But are ISIS and the like driven by religion, or do they just use it as a justification for their brutality? Otherwise they would have to admit that they kill people for amusement, and some people are not prepared to go that far. Some people are, but they tend to die quickly; their officers and politicians want more than a cheap thrill. People will eagerly kill for financial gain, but I have the impression that ISIS do not expect to live long enough to spend their money. Some of them will end up owning expensive houses in London, but it seems a roundabout way of making a fortune.
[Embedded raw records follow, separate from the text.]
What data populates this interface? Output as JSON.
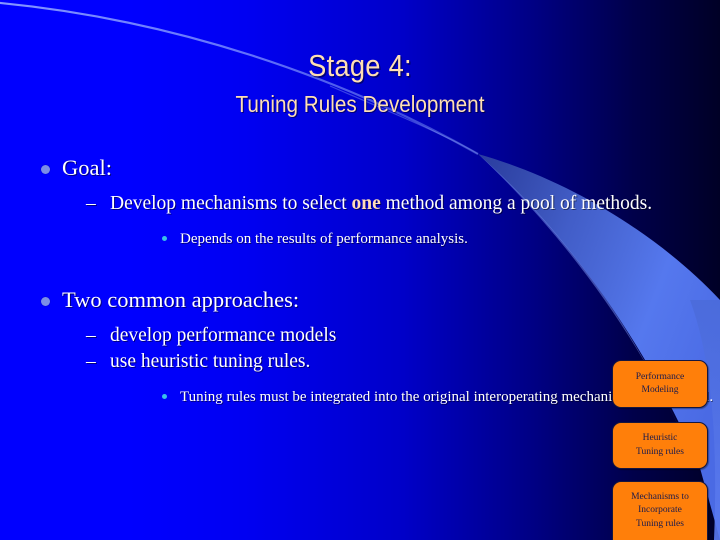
{
  "slide": {
    "title": "Stage 4:",
    "subtitle": "Tuning Rules Development",
    "title_color": "#ffdfb2",
    "body_text_color": "#ffffff",
    "background_left_color": "#0000ff",
    "background_right_color": "#000026",
    "accent_wedge_color": "#4a6fe0"
  },
  "bullets": {
    "goal_heading": "Goal:",
    "goal_sub_1_prefix": "Develop mechanisms to select ",
    "goal_sub_1_emphasis": "one",
    "goal_sub_1_suffix": " method among a pool of methods.",
    "goal_sub_1_detail": "Depends on the results of performance analysis.",
    "approaches_heading": "Two common approaches:",
    "approach_1": "develop performance models",
    "approach_2": "use heuristic tuning rules.",
    "approach_detail": "Tuning rules must be integrated into the original interoperating mechanisms to be useful.",
    "level1_bullet_color": "#7b8ee8",
    "level2_bullet_glyph": "–",
    "level3_bullet_color": "#39c0e8"
  },
  "callouts": {
    "box_color": "#ff7f0a",
    "text_color": "#1a1a4d",
    "items": [
      {
        "line1": "Performance",
        "line2": "Modeling",
        "line3": ""
      },
      {
        "line1": "Heuristic",
        "line2": "Tuning rules",
        "line3": ""
      },
      {
        "line1": "Mechanisms to",
        "line2": "Incorporate",
        "line3": "Tuning rules"
      }
    ]
  }
}
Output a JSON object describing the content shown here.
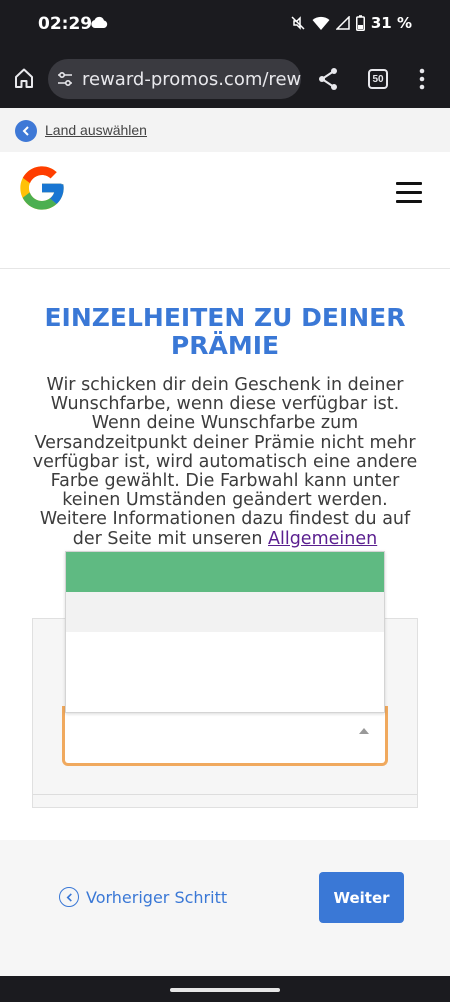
{
  "status_bar": {
    "time": "02:29",
    "battery_percent": "31 %",
    "icons": [
      "cloud-icon",
      "mute-icon",
      "wifi-icon",
      "signal-icon",
      "battery-icon"
    ]
  },
  "browser": {
    "url": "reward-promos.com/reward",
    "tab_count": "50",
    "icons": [
      "home-icon",
      "tune-icon",
      "share-icon",
      "tabs-icon",
      "more-vert-icon"
    ]
  },
  "land_select": {
    "label": "Land auswählen"
  },
  "header": {
    "logo": "google-logo-icon",
    "menu": "hamburger-icon"
  },
  "main": {
    "title": "EINZELHEITEN ZU DEINER PRÄMIE",
    "description": "Wir schicken dir dein Geschenk in deiner Wunschfarbe, wenn diese verfügbar ist. Wenn deine Wunschfarbe zum Versandzeitpunkt deiner Prämie nicht mehr verfügbar ist, wird automatisch eine andere Farbe gewählt. Die Farbwahl kann unter keinen Umständen geändert werden. Weitere Informationen dazu findest du auf der Seite mit unseren",
    "link_text": "Allgemeinen"
  },
  "colors": {
    "accent": "#3a78d6",
    "select_border": "#f0a95e",
    "option_highlight": "#5fba82",
    "link_visited": "#5a1f8f"
  },
  "footer": {
    "prev_label": "Vorheriger Schritt",
    "next_label": "Weiter"
  }
}
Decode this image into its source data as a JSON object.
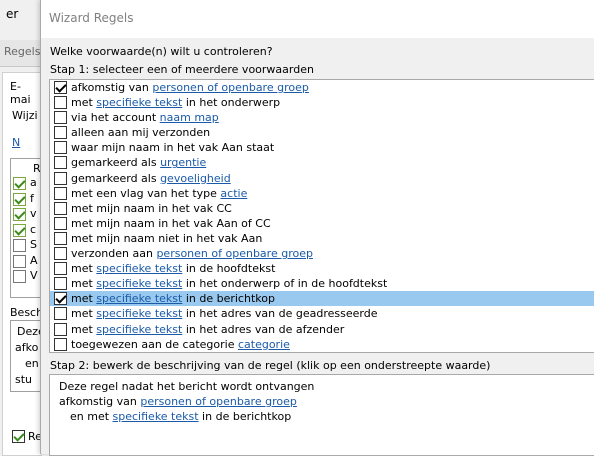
{
  "background_window": {
    "title_fragment": "er",
    "tab_fragment": "Regels",
    "section_fragment": "E-mai",
    "modify_fragment": "Wijzi",
    "toolbar_fragment": "N",
    "column_fragment": "R",
    "rows": [
      {
        "checked": true,
        "text": "a"
      },
      {
        "checked": true,
        "text": "f"
      },
      {
        "checked": true,
        "text": "v"
      },
      {
        "checked": true,
        "text": "c"
      },
      {
        "checked": false,
        "text": "S"
      },
      {
        "checked": false,
        "text": "A"
      },
      {
        "checked": false,
        "text": "V"
      }
    ],
    "desc_label_fragment": "Besch",
    "desc_lines": [
      "Deze",
      "afko",
      "en",
      "stu"
    ],
    "bottom_check_fragment": "Re"
  },
  "dialog": {
    "title": "Wizard Regels",
    "question": "Welke voorwaarde(n) wilt u controleren?",
    "step1": "Stap 1: selecteer een of meerdere voorwaarden",
    "step2": "Stap 2: bewerk de beschrijving van de regel (klik op een onderstreepte waarde)",
    "conditions": [
      {
        "checked": true,
        "before": "afkomstig van ",
        "link": "personen of openbare groep",
        "after": ""
      },
      {
        "checked": false,
        "before": "met ",
        "link": "specifieke tekst",
        "after": " in het onderwerp"
      },
      {
        "checked": false,
        "before": "via het account ",
        "link": "naam map",
        "after": ""
      },
      {
        "checked": false,
        "before": "alleen aan mij verzonden",
        "link": "",
        "after": ""
      },
      {
        "checked": false,
        "before": "waar mijn naam in het vak Aan staat",
        "link": "",
        "after": ""
      },
      {
        "checked": false,
        "before": "gemarkeerd als ",
        "link": "urgentie",
        "after": ""
      },
      {
        "checked": false,
        "before": "gemarkeerd als ",
        "link": "gevoeligheid",
        "after": ""
      },
      {
        "checked": false,
        "before": "met een vlag van het type ",
        "link": "actie",
        "after": ""
      },
      {
        "checked": false,
        "before": "met mijn naam in het vak CC",
        "link": "",
        "after": ""
      },
      {
        "checked": false,
        "before": "met mijn naam in het vak Aan of CC",
        "link": "",
        "after": ""
      },
      {
        "checked": false,
        "before": "met mijn naam niet in het vak Aan",
        "link": "",
        "after": ""
      },
      {
        "checked": false,
        "before": "verzonden aan ",
        "link": "personen of openbare groep",
        "after": ""
      },
      {
        "checked": false,
        "before": "met ",
        "link": "specifieke tekst",
        "after": " in de hoofdtekst"
      },
      {
        "checked": false,
        "before": "met ",
        "link": "specifieke tekst",
        "after": " in het onderwerp of in de hoofdtekst"
      },
      {
        "checked": true,
        "before": "met ",
        "link": "specifieke tekst",
        "after": " in de berichtkop",
        "selected": true
      },
      {
        "checked": false,
        "before": "met ",
        "link": "specifieke tekst",
        "after": " in het adres van de geadresseerde"
      },
      {
        "checked": false,
        "before": "met ",
        "link": "specifieke tekst",
        "after": " in het adres van de afzender"
      },
      {
        "checked": false,
        "before": "toegewezen aan de categorie ",
        "link": "categorie",
        "after": ""
      }
    ],
    "description": {
      "line1": "Deze regel nadat het bericht wordt ontvangen",
      "line2_before": "afkomstig van ",
      "line2_link": "personen of openbare groep",
      "line3_before": "en met ",
      "line3_link": "specifieke tekst",
      "line3_after": " in de berichtkop"
    },
    "selection_color": "#99c9ef",
    "link_color": "#1a5aa8"
  }
}
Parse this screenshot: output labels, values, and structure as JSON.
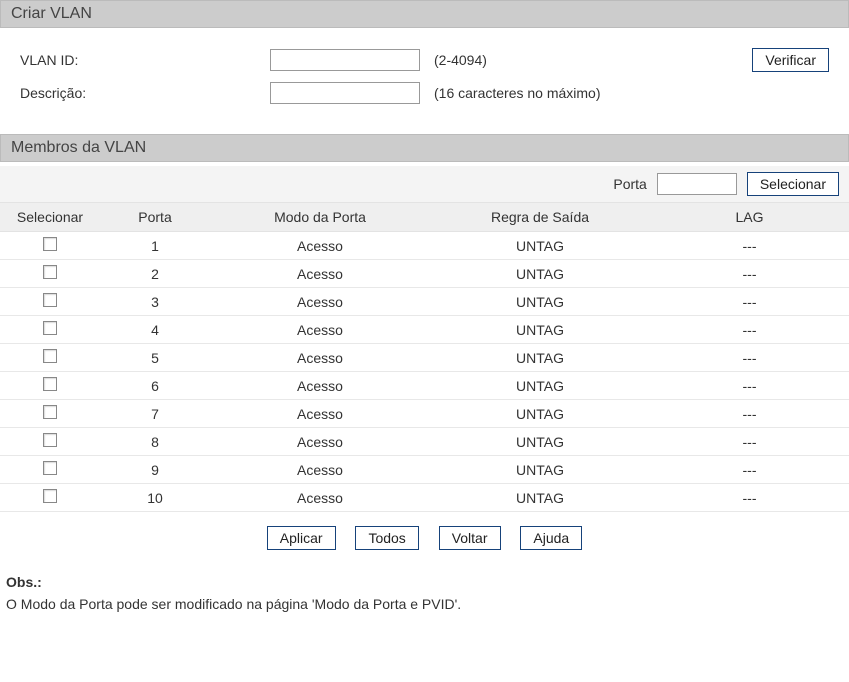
{
  "create": {
    "title": "Criar VLAN",
    "vlan_id_label": "VLAN ID:",
    "vlan_id_value": "",
    "vlan_id_hint": "(2-4094)",
    "desc_label": "Descrição:",
    "desc_value": "",
    "desc_hint": "(16 caracteres no máximo)",
    "verify_btn": "Verificar"
  },
  "members": {
    "title": "Membros da VLAN",
    "port_filter_label": "Porta",
    "port_filter_value": "",
    "select_btn": "Selecionar",
    "columns": {
      "select": "Selecionar",
      "port": "Porta",
      "mode": "Modo da Porta",
      "egress": "Regra de Saída",
      "lag": "LAG"
    },
    "rows": [
      {
        "port": "1",
        "mode": "Acesso",
        "egress": "UNTAG",
        "lag": "---"
      },
      {
        "port": "2",
        "mode": "Acesso",
        "egress": "UNTAG",
        "lag": "---"
      },
      {
        "port": "3",
        "mode": "Acesso",
        "egress": "UNTAG",
        "lag": "---"
      },
      {
        "port": "4",
        "mode": "Acesso",
        "egress": "UNTAG",
        "lag": "---"
      },
      {
        "port": "5",
        "mode": "Acesso",
        "egress": "UNTAG",
        "lag": "---"
      },
      {
        "port": "6",
        "mode": "Acesso",
        "egress": "UNTAG",
        "lag": "---"
      },
      {
        "port": "7",
        "mode": "Acesso",
        "egress": "UNTAG",
        "lag": "---"
      },
      {
        "port": "8",
        "mode": "Acesso",
        "egress": "UNTAG",
        "lag": "---"
      },
      {
        "port": "9",
        "mode": "Acesso",
        "egress": "UNTAG",
        "lag": "---"
      },
      {
        "port": "10",
        "mode": "Acesso",
        "egress": "UNTAG",
        "lag": "---"
      }
    ]
  },
  "actions": {
    "apply": "Aplicar",
    "all": "Todos",
    "back": "Voltar",
    "help": "Ajuda"
  },
  "note": {
    "title": "Obs.:",
    "text": "O Modo da Porta pode ser modificado na página 'Modo da Porta e PVID'."
  }
}
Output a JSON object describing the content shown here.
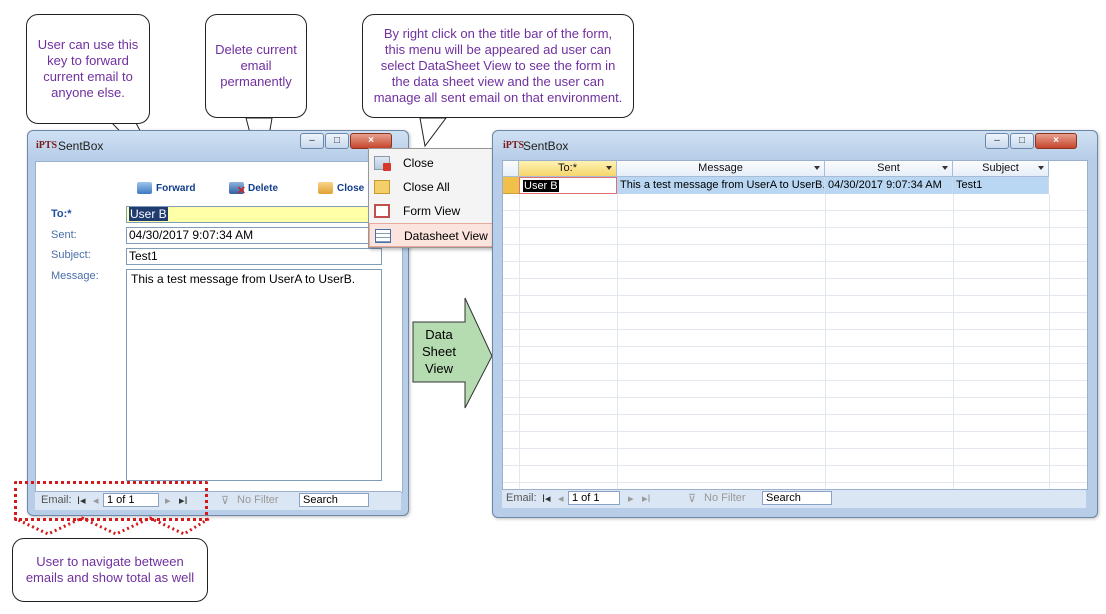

In the 1980s the Great World Menace was the nuclear bomb, which existed as much in the realm of metaphor as reality. The Bomb was an elemental force of nature poised to wipe us out, a technological incarnation of the Old Testament God. Religious strife had given way to an ideological conflict between the scientific religions of democracy and communism. One the one side was the pragmatism of the free market, which aspired to leave human affairs to the evolutionary forces of chaos. If some people died it was merely a necessary correction. On the other side was the iron discipline of a planned economy, which tried to order society in the most efficient way possible, and if some people died it was because they were an inefficiency. Ultimately it boiled down to competing economic models, because money was our God. And it was all our fault.
By the 1990s The Bomb had diminished as a present threat but religious warfare was still just a novelty to us here in the West, a foreign thing for insignificant foreigners driving Toyotas to and fro in the desert. The F50 was launched into a period of transition, in which people dreamed up threats to add to the threats that remained when we awoke.
In the words of the captive computer from Deus Ex, "the human being created civilization not because of willingness but of a need to be assimilated into higher orders of structure and meaning; God was a dream of good government." If the dream of God was real, I imagine He would be horrified by our behaviour. He would publicly commit suicide in order to free us from our craving for control, and perhaps He did. As the noose tightened we turned away, and now we dance to the silent music of a broken radio, and there are armed men who will shoot us if we do not dance. Like the absent parent of an unwanted child God either did not realise or chose to ignore the void he left behind; we could have filled it with flowers and puppies, instead we fill it with beheadings and eternal war. It is our nature.
And that's the Nikon F50.